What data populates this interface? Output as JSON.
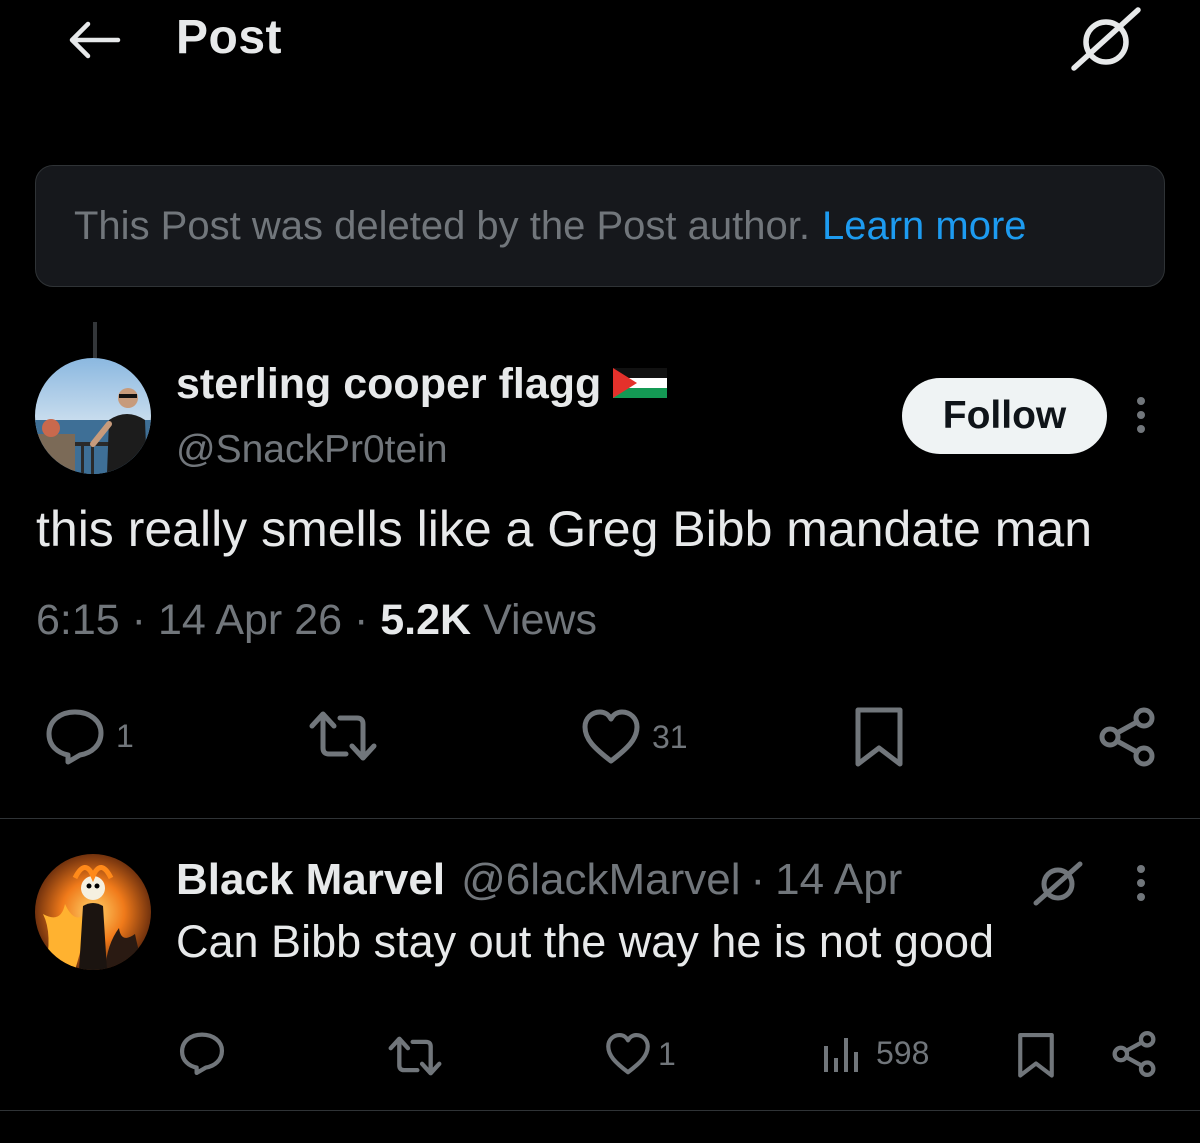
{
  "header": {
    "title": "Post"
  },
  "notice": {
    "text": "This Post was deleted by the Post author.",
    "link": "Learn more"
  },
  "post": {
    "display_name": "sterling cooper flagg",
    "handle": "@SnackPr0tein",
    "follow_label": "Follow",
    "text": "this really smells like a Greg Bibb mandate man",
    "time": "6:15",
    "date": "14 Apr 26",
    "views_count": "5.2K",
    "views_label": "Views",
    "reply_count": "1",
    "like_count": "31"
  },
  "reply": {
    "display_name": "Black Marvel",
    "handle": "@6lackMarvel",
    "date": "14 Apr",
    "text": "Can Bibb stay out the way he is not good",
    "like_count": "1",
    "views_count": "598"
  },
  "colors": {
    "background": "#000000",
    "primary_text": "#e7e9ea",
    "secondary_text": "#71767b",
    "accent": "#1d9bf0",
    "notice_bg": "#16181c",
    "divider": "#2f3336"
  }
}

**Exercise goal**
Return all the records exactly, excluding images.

**Answer space**
What data populates this interface? Output as JSON.
{
  "header": {
    "title": "Post"
  },
  "notice": {
    "text": "This Post was deleted by the Post author.",
    "link": "Learn more"
  },
  "post": {
    "display_name": "sterling cooper flagg",
    "handle": "@SnackPr0tein",
    "follow_label": "Follow",
    "text": "this really smells like a Greg Bibb mandate man",
    "time": "6:15",
    "date": "14 Apr 26",
    "views_count": "5.2K",
    "views_label": "Views",
    "reply_count": "1",
    "like_count": "31"
  },
  "reply": {
    "display_name": "Black Marvel",
    "handle": "@6lackMarvel",
    "date": "14 Apr",
    "text": "Can Bibb stay out the way he is not good",
    "like_count": "1",
    "views_count": "598"
  },
  "colors": {
    "background": "#000000",
    "primary_text": "#e7e9ea",
    "secondary_text": "#71767b",
    "accent": "#1d9bf0",
    "notice_bg": "#16181c",
    "divider": "#2f3336"
  }
}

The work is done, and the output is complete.